Think this wild-eyed? Think again. Wind costs have fallen by 67% since 2009 while utility-scale solar has dropped by 86% since that time, according to the financial adviser, Lazard. Prudence has been a virtue. But what green energy skeptics have learned is that the public incentives and the overall economics are adding up — progress that will only go forward, given that prices continue to fall while the quality continues to improve.
Getting to 100% renewable energy levels is a hard task under the best of circumstances. Step one, though, is to bring down the cost of energy storage. Once advanced batteries can be produced in sufficient quantities, the cost of manufacturing them will fall. Prices, in fact, are dropping because companies like Tesla Inc. have been investing billions into production facilities.

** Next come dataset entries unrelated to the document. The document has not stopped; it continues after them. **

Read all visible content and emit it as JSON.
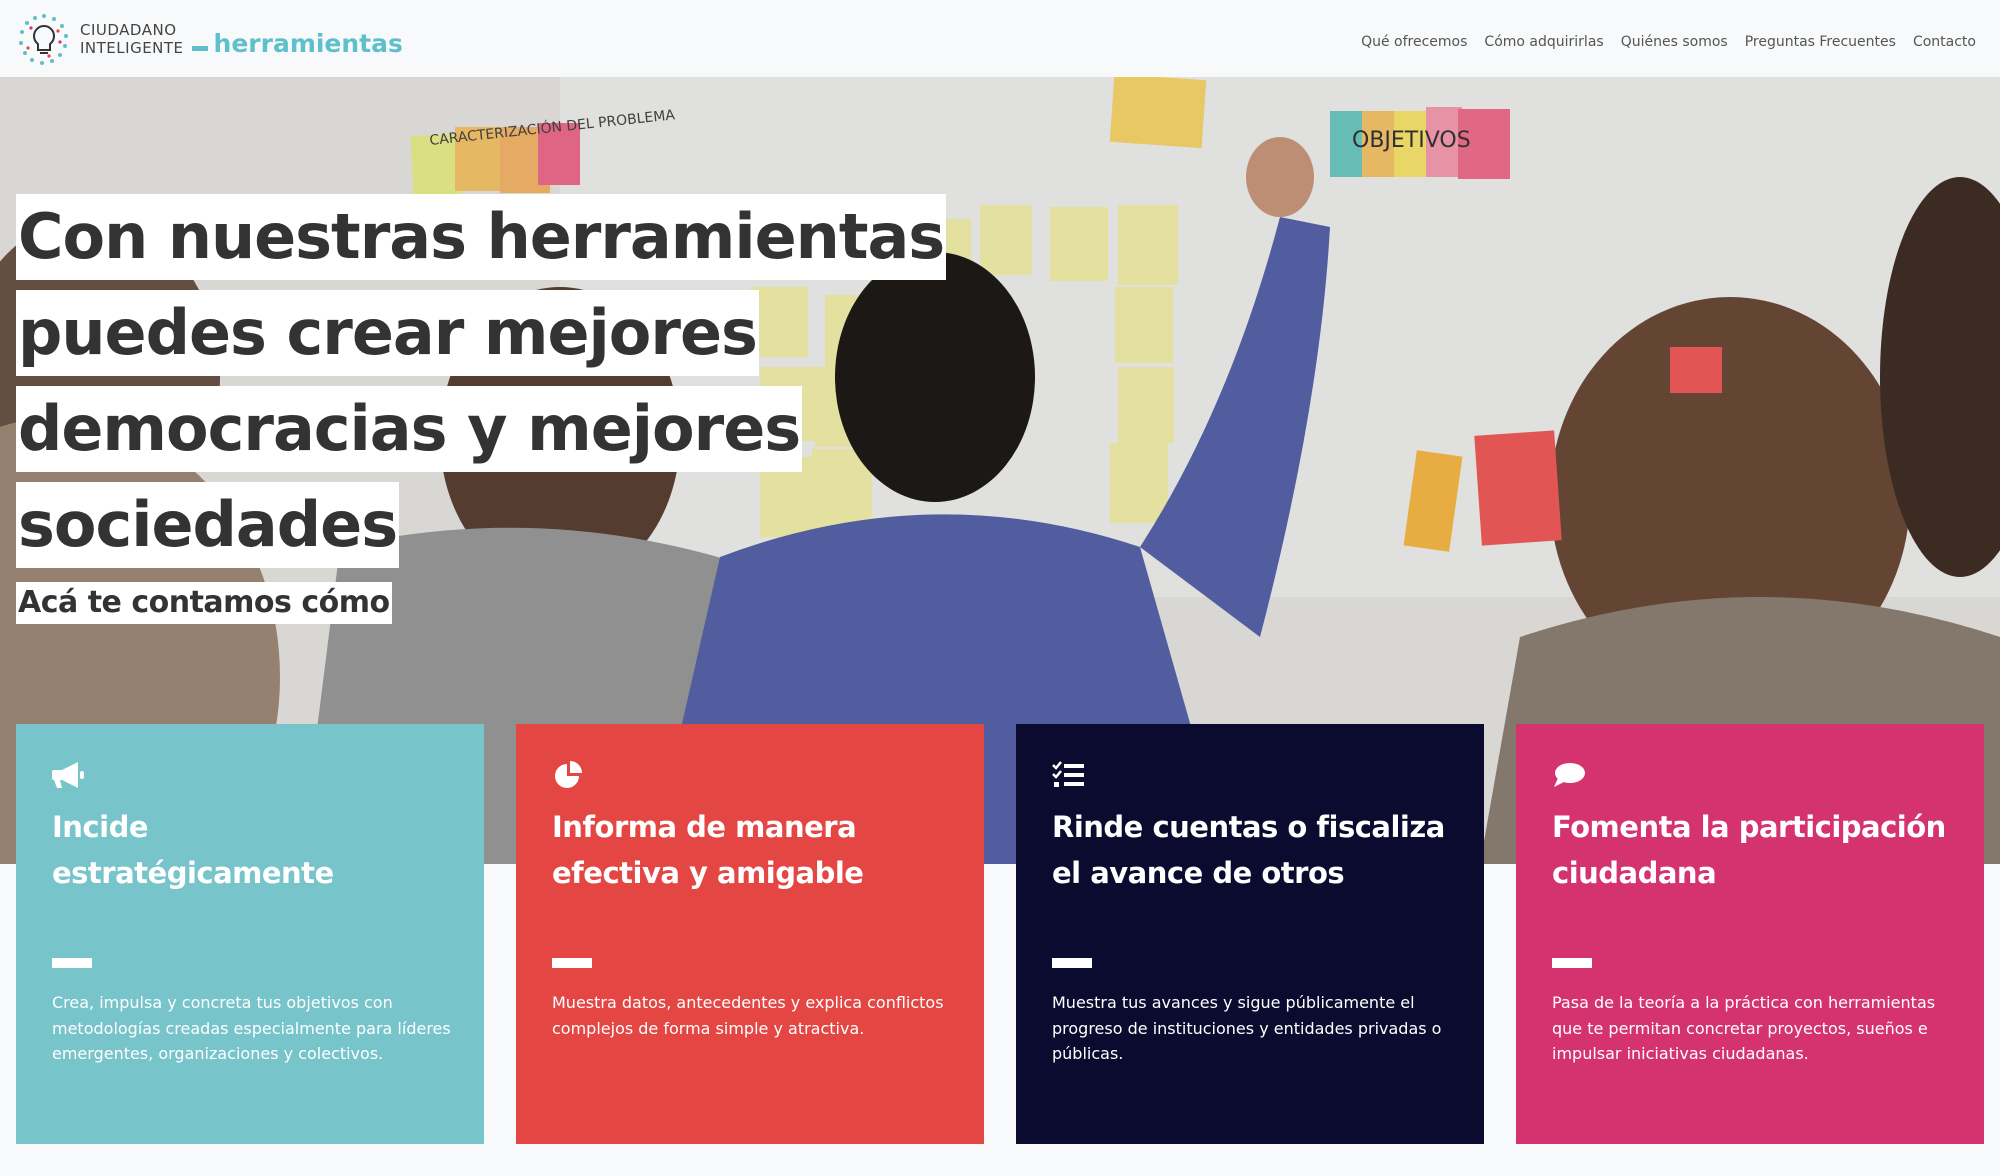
{
  "brand": {
    "line1": "CIUDADANO",
    "line2": "INTELIGENTE",
    "tool": "herramientas",
    "accent": "#5fbfca"
  },
  "nav": {
    "items": [
      "Qué ofrecemos",
      "Cómo adquirirlas",
      "Quiénes somos",
      "Preguntas Frecuentes",
      "Contacto"
    ]
  },
  "hero": {
    "headline_lines": [
      "Con nuestras herramientas",
      "puedes crear mejores",
      "democracias y mejores",
      "sociedades"
    ],
    "subhead": "Acá te contamos cómo",
    "sticky_note_1": "CARACTERIZACIÓN DEL PROBLEMA",
    "sticky_note_2": "OBJETIVOS"
  },
  "cards": [
    {
      "icon": "megaphone-icon",
      "color": "#77c4cb",
      "title_lines": [
        "Incide",
        "estratégicamente"
      ],
      "text": "Crea, impulsa y concreta tus objetivos con metodologías creadas especialmente para líderes emergentes, organizaciones y colectivos."
    },
    {
      "icon": "pie-chart-icon",
      "color": "#e44644",
      "title_lines": [
        "Informa de manera",
        "efectiva y amigable"
      ],
      "text": "Muestra datos, antecedentes y explica conflictos complejos de forma simple y atractiva."
    },
    {
      "icon": "checklist-icon",
      "color": "#0a0b2f",
      "title_lines": [
        "Rinde cuentas o fiscaliza",
        "el avance de otros"
      ],
      "text": "Muestra tus avances y sigue públicamente el progreso de instituciones y entidades privadas o públicas."
    },
    {
      "icon": "speech-bubble-icon",
      "color": "#d4336f",
      "title_lines": [
        "Fomenta la participación",
        "ciudadana"
      ],
      "text": "Pasa de la teoría a la práctica con herramientas que te permitan concretar proyectos, sueños e impulsar iniciativas ciudadanas."
    }
  ]
}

Just a few days after Tesla (NASDAQ:TSLA) posted its second consecutive profitable quarter, the company has stated that it plans to acquire energy technology firm Maxwell Technologies, a California-based maker of ultracapacitors and batteries.
“We are always looking for potential acquisitions that make sense for the business and support Tesla’s mission to accelerate the world’s transition to sustainable energy.”
Maxwell Technologies specializes in the development of ultracapacitors. Prior to its acquisition by Tesla, Maxwell had been working on developing dry electrode technologies that could be utilized to create ultracapacitors that can store large amounts of electrical charge without losing energy — a breakthrough for electric cars and energy storage devices. Ultracapacitors are lauded by several industry watchers as a possible alternative to today’s batteries, considering their potential to be safer and more reliable technologies.
A GM assembly plant slated to close in Oshawa, Ont. could be repurposed, some analysts say. Photo from GM website
GM’s announcement that it will halt production at its award-winning assembly plant in Oshawa, Ont. was hardly a surprise, though it still managed to stun the federal and Ontario governments. This was not the first time large-scale layoffs affected the GM workforce in Oshawa. Many former workers have completely dropped out of the labour market while others have re-entered the workforce in lower paying, less standardized or non-unionized service sector jobs after the retraining programs promised to them proved insufficient and underfunded.
Some felt betrayed by a company that had received generous assistance from the Canadian government in the past. Many observers saw it as an inevitable, if painful, symptom of a long-term process of industrial decay linked to impersonal corporate strategies. Others viewed GM’s decision as a function of high energy costs, imminent carbon taxes and other oppressive corporate regulations and used the closure to extol the trickle down economic logic of low taxes, deregulation and privatization that has led to repeated financial catastrophes and growing inequality.
“These are assets to be built on, not relics of a forgotten past to be purged, @UOIT profs write. #GM #Oshawa #GreenNewDeal #Canada @pstoett
Another perspective views the closure as an opportunity to explore, in earnest, new alternatives.
The plant could be refurbished to attract investment from Tesla or other companies engaged in producing less environmentally harmful automobiles. (Ironically, GM’s desire to pursue electric vehicle production was one of the reasons it gave for the closure in the first place, but apparently it did not feel Oshawa was the right location for this transition.) MORE